» **Task directions**:
Reproduce the full listing below unchanged, apart from the pictures.

<<<<

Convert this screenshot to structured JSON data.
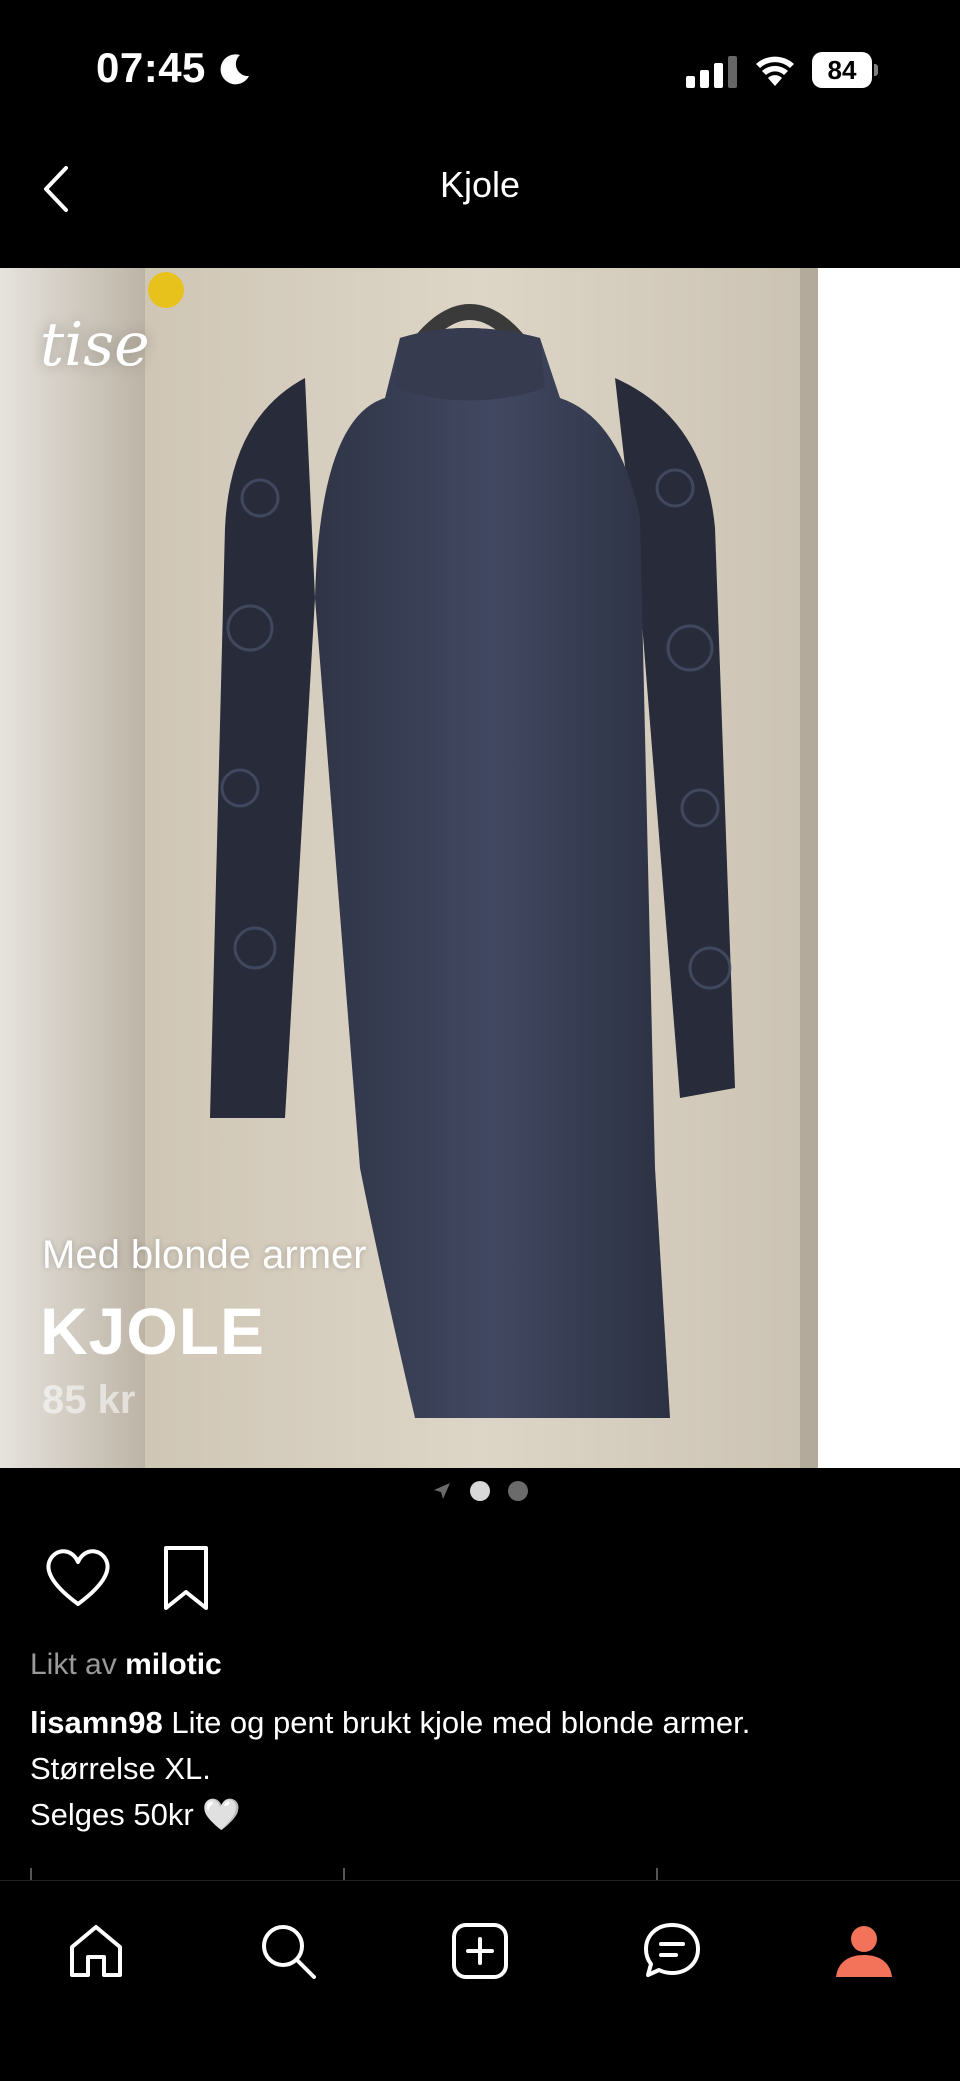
{
  "status_bar": {
    "time": "07:45",
    "battery_level": "84",
    "icons": [
      "moon-icon",
      "signal-icon",
      "wifi-icon",
      "battery-icon"
    ]
  },
  "header": {
    "title": "Kjole",
    "back_icon": "chevron-left-icon"
  },
  "listing_image": {
    "watermark": "tise",
    "subtitle": "Med blonde armer",
    "title": "KJOLE",
    "price": "85 kr"
  },
  "carousel": {
    "current_page": 1,
    "total_dots": 2
  },
  "post": {
    "liked_by_prefix": "Likt av",
    "liked_by_user": "milotic",
    "username": "lisamn98",
    "caption_line1": "Lite og pent brukt kjole med blonde armer.",
    "caption_line2": "Størrelse XL.",
    "caption_line3": "Selges 50kr 🤍"
  },
  "tab_bar": {
    "items": [
      "home-icon",
      "search-icon",
      "add-icon",
      "messages-icon",
      "profile-icon"
    ],
    "active_color": "#f2725a"
  },
  "colors": {
    "background": "#000000",
    "text": "#ffffff",
    "muted": "#9a9a9a",
    "accent": "#f2725a"
  }
}
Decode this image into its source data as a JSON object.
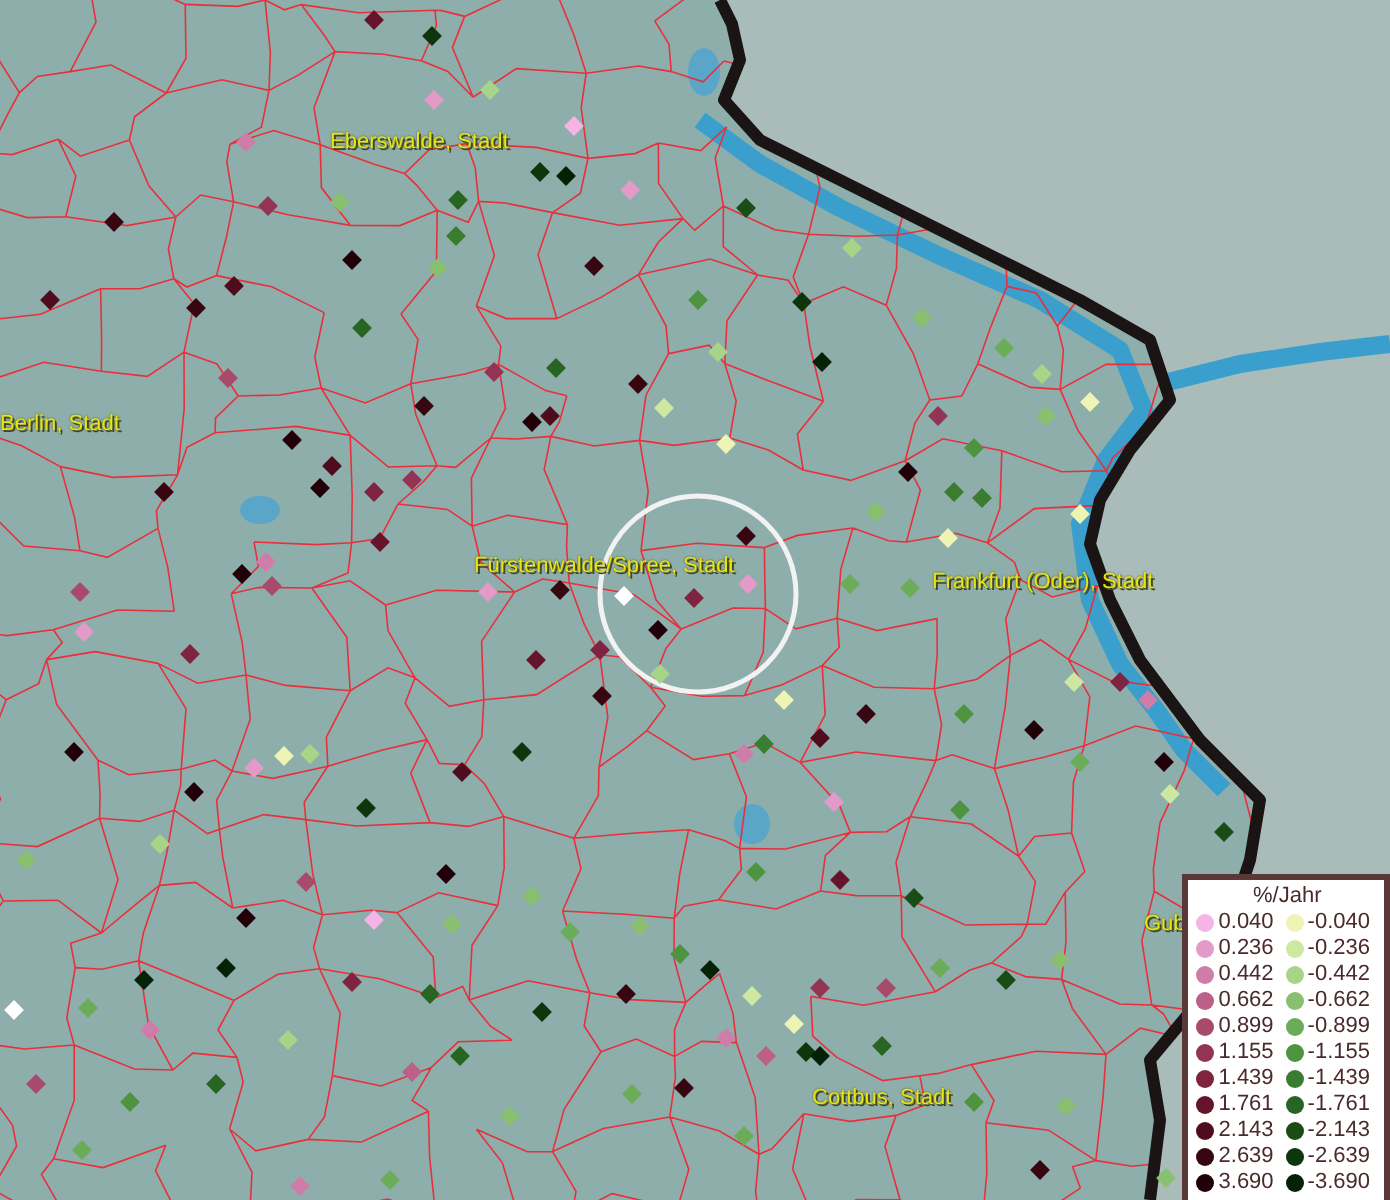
{
  "map": {
    "places": [
      {
        "name": "Eberswalde, Stadt"
      },
      {
        "name": "Berlin, Stadt"
      },
      {
        "name": "Fürstenwalde/Spree, Stadt"
      },
      {
        "name": "Frankfurt (Oder), Stadt"
      },
      {
        "name": "Cottbus, Stadt"
      },
      {
        "name": "Gub"
      }
    ]
  },
  "legend": {
    "title": "%/Jahr",
    "positive": [
      {
        "label": "0.040",
        "color": "#f5b3e6"
      },
      {
        "label": "0.236",
        "color": "#e39ac8"
      },
      {
        "label": "0.442",
        "color": "#d07ca8"
      },
      {
        "label": "0.662",
        "color": "#bd6088"
      },
      {
        "label": "0.899",
        "color": "#a84a6c"
      },
      {
        "label": "1.155",
        "color": "#933455"
      },
      {
        "label": "1.439",
        "color": "#7e2440"
      },
      {
        "label": "1.761",
        "color": "#66142c"
      },
      {
        "label": "2.143",
        "color": "#4e0c1c"
      },
      {
        "label": "2.639",
        "color": "#380610"
      },
      {
        "label": "3.690",
        "color": "#220008"
      }
    ],
    "negative": [
      {
        "label": "-0.040",
        "color": "#eef5b4"
      },
      {
        "label": "-0.236",
        "color": "#cde8a0"
      },
      {
        "label": "-0.442",
        "color": "#a8d488"
      },
      {
        "label": "-0.662",
        "color": "#88c070"
      },
      {
        "label": "-0.899",
        "color": "#6aac58"
      },
      {
        "label": "-1.155",
        "color": "#4e9440"
      },
      {
        "label": "-1.439",
        "color": "#3a7c30"
      },
      {
        "label": "-1.761",
        "color": "#286422"
      },
      {
        "label": "-2.143",
        "color": "#1a4c16"
      },
      {
        "label": "-2.639",
        "color": "#0e360c"
      },
      {
        "label": "-3.690",
        "color": "#062206"
      }
    ]
  }
}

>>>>

» **Response to this task**:
Convert this screenshot to structured JSON data.
{
  "status_bar": {
    "time": "07:45",
    "battery_level": "84",
    "icons": [
      "moon-icon",
      "signal-icon",
      "wifi-icon",
      "battery-icon"
    ]
  },
  "header": {
    "title": "Kjole",
    "back_icon": "chevron-left-icon"
  },
  "listing_image": {
    "watermark": "tise",
    "subtitle": "Med blonde armer",
    "title": "KJOLE",
    "price": "85 kr"
  },
  "carousel": {
    "current_page": 1,
    "total_dots": 2
  },
  "post": {
    "liked_by_prefix": "Likt av",
    "liked_by_user": "milotic",
    "username": "lisamn98",
    "caption_line1": "Lite og pent brukt kjole med blonde armer.",
    "caption_line2": "Størrelse XL.",
    "caption_line3": "Selges 50kr 🤍"
  },
  "tab_bar": {
    "items": [
      "home-icon",
      "search-icon",
      "add-icon",
      "messages-icon",
      "profile-icon"
    ],
    "active_color": "#f2725a"
  },
  "colors": {
    "background": "#000000",
    "text": "#ffffff",
    "muted": "#9a9a9a",
    "accent": "#f2725a"
  }
}
Decode this image into its source data as a JSON object.
{
  "map": {
    "places": [
      {
        "name": "Eberswalde, Stadt"
      },
      {
        "name": "Berlin, Stadt"
      },
      {
        "name": "Fürstenwalde/Spree, Stadt"
      },
      {
        "name": "Frankfurt (Oder), Stadt"
      },
      {
        "name": "Cottbus, Stadt"
      },
      {
        "name": "Gub"
      }
    ]
  },
  "legend": {
    "title": "%/Jahr",
    "positive": [
      {
        "label": "0.040",
        "color": "#f5b3e6"
      },
      {
        "label": "0.236",
        "color": "#e39ac8"
      },
      {
        "label": "0.442",
        "color": "#d07ca8"
      },
      {
        "label": "0.662",
        "color": "#bd6088"
      },
      {
        "label": "0.899",
        "color": "#a84a6c"
      },
      {
        "label": "1.155",
        "color": "#933455"
      },
      {
        "label": "1.439",
        "color": "#7e2440"
      },
      {
        "label": "1.761",
        "color": "#66142c"
      },
      {
        "label": "2.143",
        "color": "#4e0c1c"
      },
      {
        "label": "2.639",
        "color": "#380610"
      },
      {
        "label": "3.690",
        "color": "#220008"
      }
    ],
    "negative": [
      {
        "label": "-0.040",
        "color": "#eef5b4"
      },
      {
        "label": "-0.236",
        "color": "#cde8a0"
      },
      {
        "label": "-0.442",
        "color": "#a8d488"
      },
      {
        "label": "-0.662",
        "color": "#88c070"
      },
      {
        "label": "-0.899",
        "color": "#6aac58"
      },
      {
        "label": "-1.155",
        "color": "#4e9440"
      },
      {
        "label": "-1.439",
        "color": "#3a7c30"
      },
      {
        "label": "-1.761",
        "color": "#286422"
      },
      {
        "label": "-2.143",
        "color": "#1a4c16"
      },
      {
        "label": "-2.639",
        "color": "#0e360c"
      },
      {
        "label": "-3.690",
        "color": "#062206"
      }
    ]
  }
}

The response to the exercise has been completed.